Success of any direct response program has to do with data and analytics. It’s also about bringing greater efficiencies to the program. If I can do it cheaper and reinvest back in the program, it’s a win for me. The process of testing and optimization of campaigns is now even more vital than it was before. I’m constantly learning. There’s not a year that goes by that I say “Wow, I’ve got all the answers.” I’m constantly learning from the great partners we have like Pursuant. The formula for success is not me sitting at the head of the table; it’s assembling great partners alongside our passionate smart staff to get the results. It’s more important than ever to have great customer intelligence insights and use that to drive personalization of offer. The Amazons of the world have given way to a consumer expectation that we know our donors and we talk to them in a very personal, relevant way. That’s something we have to do and are getting better at. And from that comes good data: a robust CRM system where all our data and intelligence is fed into one place and a 360-degree view of the constituent is more important than ever.

HS: What do you find unique about Pursuant? How has Pursuant challenged your thinking around fundraising?

KH: I’ve been impressed with Pursuant’s data-driven approach to campaigns. Everything begins and ends with data and that’s the way it should be. It’s one thing for partners to come in with assumptions but nothing replaces thorough analytics showing ways that we might not have looked at things before or pointing out high level observations for us to think about in a different way. For me, Pursuant has been that reality check.

HS: What is one piece of advice you’d give to a fundraiser just beginning his or her career?

KH: I guess you can say I “leaned in.” I said “Yes, I can. Yes, I want more. Yes, I can take on that challenge.” Saying yes gives you exposure to things that you may not have had if you sat back and played safe. Also, seek different perspectives as you move through your career. There are a lot of people around you that will inspire you and will show a sincere interest in your development. It’s important to find those mentors early on, wherever they may be. You can find them internally and within or even outside your industry. I can point to several women in my professional career that have given me great advice along the way. Find those mentors early on that show an interest in you.
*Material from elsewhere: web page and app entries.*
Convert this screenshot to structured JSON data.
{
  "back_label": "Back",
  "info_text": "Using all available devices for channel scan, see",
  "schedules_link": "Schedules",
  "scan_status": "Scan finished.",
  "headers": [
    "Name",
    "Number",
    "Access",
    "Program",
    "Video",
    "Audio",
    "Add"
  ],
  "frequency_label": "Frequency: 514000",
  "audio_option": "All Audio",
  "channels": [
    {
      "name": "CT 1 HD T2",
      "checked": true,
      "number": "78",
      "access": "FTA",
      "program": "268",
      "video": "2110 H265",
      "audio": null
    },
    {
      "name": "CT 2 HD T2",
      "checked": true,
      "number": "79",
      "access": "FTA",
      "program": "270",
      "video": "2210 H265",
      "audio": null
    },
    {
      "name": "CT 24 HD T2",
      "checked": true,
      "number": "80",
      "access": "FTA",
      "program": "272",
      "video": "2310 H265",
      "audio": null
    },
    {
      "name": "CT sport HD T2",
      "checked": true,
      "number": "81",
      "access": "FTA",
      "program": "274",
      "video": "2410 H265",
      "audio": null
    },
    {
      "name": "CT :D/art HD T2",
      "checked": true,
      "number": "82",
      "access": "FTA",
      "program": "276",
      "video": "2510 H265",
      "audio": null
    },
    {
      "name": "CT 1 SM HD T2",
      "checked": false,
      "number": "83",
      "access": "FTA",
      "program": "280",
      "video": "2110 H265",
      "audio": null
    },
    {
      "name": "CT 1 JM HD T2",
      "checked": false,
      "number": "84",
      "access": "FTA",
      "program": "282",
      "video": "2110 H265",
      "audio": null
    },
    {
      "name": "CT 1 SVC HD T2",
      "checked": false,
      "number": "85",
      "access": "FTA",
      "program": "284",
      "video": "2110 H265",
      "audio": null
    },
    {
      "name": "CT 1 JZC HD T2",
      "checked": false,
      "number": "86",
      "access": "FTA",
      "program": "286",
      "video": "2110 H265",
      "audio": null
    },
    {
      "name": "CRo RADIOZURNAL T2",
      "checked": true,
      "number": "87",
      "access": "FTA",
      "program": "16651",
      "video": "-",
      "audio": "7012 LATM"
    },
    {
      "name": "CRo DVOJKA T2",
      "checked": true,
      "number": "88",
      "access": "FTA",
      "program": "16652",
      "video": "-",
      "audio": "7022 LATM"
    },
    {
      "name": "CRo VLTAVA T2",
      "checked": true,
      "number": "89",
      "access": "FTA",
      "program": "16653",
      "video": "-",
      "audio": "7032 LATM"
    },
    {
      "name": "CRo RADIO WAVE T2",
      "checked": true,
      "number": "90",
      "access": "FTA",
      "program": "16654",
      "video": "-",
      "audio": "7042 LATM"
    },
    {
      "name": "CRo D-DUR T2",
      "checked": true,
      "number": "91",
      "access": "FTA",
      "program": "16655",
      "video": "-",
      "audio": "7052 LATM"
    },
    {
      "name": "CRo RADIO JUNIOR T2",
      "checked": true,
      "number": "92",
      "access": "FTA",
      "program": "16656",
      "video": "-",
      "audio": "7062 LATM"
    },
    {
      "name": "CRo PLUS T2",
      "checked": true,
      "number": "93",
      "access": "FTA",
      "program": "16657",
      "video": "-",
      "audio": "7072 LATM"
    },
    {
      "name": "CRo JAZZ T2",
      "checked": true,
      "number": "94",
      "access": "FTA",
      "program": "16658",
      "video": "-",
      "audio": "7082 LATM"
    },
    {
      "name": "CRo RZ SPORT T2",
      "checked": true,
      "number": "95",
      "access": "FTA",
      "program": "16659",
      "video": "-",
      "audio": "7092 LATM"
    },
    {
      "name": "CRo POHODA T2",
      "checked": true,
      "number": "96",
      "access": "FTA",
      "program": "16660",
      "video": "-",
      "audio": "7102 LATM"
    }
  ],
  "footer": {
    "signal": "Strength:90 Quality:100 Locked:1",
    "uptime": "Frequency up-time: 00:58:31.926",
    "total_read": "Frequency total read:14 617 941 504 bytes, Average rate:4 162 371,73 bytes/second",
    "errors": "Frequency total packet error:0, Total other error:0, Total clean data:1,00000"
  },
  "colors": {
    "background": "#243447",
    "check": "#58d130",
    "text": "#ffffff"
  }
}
They will be some of your best advocates and can really change the trajectory of your career.

Thanks so much Kim for sharing your insight with us. For even more expertise and inspiration check out the interview with Habitat for Humanity of Greater San Francisco’s Kristine Leja and University of Miami’s Jesse Marks.